• _Problem details_: Please find the lines in the following records that hold "title", and copy them.

(Items from an interface collection)
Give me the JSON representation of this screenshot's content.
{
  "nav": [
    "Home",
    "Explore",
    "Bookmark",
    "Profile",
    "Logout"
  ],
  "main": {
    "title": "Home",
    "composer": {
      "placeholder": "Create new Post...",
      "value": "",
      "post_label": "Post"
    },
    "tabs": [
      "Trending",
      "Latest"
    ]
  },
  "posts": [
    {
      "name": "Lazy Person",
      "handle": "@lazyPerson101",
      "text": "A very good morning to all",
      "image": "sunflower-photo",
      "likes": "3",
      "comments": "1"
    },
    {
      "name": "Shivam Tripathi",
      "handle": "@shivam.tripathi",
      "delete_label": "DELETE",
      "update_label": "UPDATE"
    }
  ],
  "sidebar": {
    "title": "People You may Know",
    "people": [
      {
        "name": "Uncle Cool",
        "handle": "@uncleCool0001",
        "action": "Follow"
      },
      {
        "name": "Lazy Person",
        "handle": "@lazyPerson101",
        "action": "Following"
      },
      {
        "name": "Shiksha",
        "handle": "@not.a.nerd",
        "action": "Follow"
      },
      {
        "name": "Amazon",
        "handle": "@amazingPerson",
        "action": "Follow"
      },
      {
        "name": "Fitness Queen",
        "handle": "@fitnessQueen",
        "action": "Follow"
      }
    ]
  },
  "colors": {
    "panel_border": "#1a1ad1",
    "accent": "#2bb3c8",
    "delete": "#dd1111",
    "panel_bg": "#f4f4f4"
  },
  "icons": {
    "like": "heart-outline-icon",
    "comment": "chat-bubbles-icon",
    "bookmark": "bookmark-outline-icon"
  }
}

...

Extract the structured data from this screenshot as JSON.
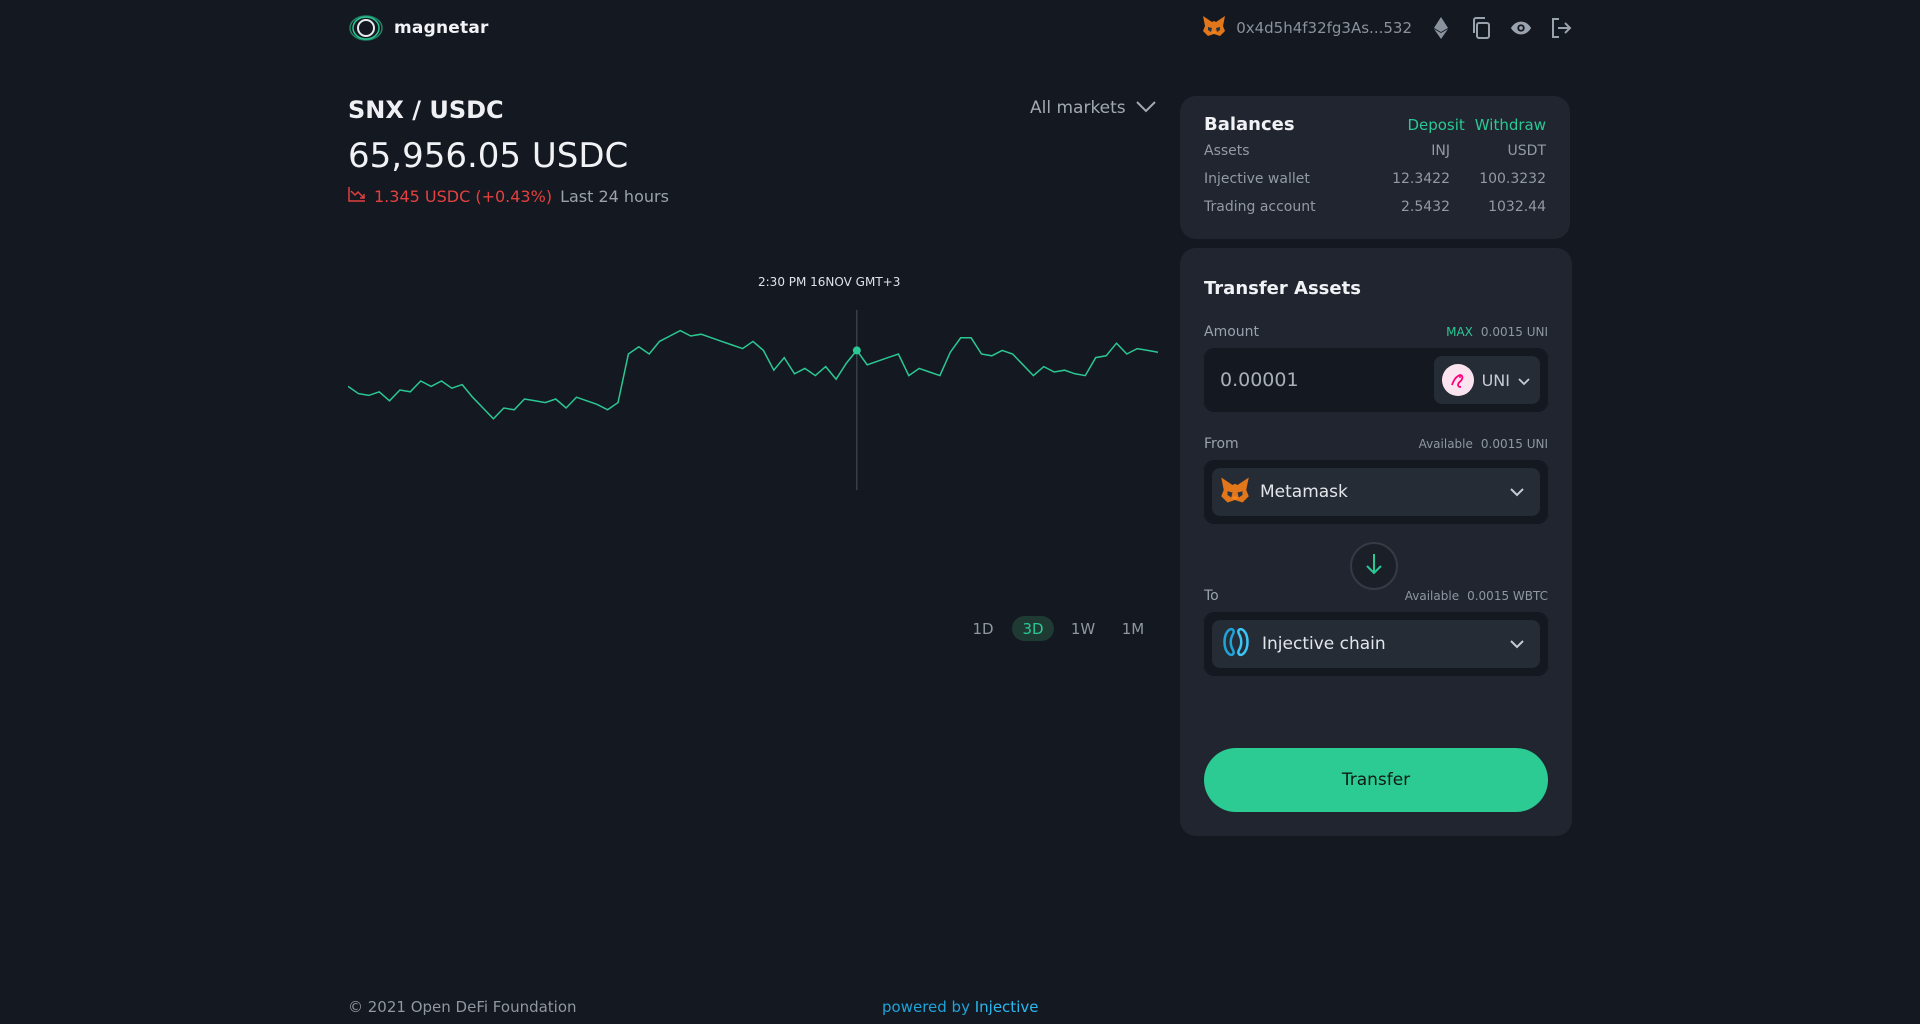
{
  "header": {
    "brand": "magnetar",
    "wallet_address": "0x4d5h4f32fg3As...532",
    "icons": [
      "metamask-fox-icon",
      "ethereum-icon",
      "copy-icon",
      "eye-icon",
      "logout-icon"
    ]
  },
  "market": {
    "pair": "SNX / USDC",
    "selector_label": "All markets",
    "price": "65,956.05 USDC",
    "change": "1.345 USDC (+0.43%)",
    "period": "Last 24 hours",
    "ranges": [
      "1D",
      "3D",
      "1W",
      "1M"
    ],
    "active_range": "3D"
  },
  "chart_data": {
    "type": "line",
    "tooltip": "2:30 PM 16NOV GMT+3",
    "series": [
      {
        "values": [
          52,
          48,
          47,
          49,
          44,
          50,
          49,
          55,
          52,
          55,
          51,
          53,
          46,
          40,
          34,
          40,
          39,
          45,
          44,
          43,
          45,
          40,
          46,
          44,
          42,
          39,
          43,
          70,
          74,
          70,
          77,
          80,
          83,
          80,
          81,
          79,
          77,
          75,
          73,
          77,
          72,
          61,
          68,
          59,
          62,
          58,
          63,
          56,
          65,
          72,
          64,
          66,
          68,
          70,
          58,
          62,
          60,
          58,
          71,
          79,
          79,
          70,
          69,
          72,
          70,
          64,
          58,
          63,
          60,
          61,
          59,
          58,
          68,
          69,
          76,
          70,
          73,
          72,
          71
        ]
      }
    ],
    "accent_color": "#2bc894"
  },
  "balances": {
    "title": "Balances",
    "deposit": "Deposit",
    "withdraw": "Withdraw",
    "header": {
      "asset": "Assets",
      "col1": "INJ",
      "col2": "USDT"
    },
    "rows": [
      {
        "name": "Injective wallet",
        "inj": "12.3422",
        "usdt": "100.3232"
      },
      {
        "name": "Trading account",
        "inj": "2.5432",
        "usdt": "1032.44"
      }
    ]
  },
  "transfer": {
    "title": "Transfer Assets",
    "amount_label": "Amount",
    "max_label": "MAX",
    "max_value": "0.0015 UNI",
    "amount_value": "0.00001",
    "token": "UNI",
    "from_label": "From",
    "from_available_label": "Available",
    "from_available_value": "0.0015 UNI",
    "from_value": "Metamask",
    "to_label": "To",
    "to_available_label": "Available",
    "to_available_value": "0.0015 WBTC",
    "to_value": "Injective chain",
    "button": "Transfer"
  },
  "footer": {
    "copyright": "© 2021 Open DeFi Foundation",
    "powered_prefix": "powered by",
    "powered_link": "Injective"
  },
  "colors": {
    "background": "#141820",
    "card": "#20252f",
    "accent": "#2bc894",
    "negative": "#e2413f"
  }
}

• _Problem solution_:
    "title": "Home",
    "title": "People You may Know",
    "title": "Balances",
    "title": "Transfer Assets",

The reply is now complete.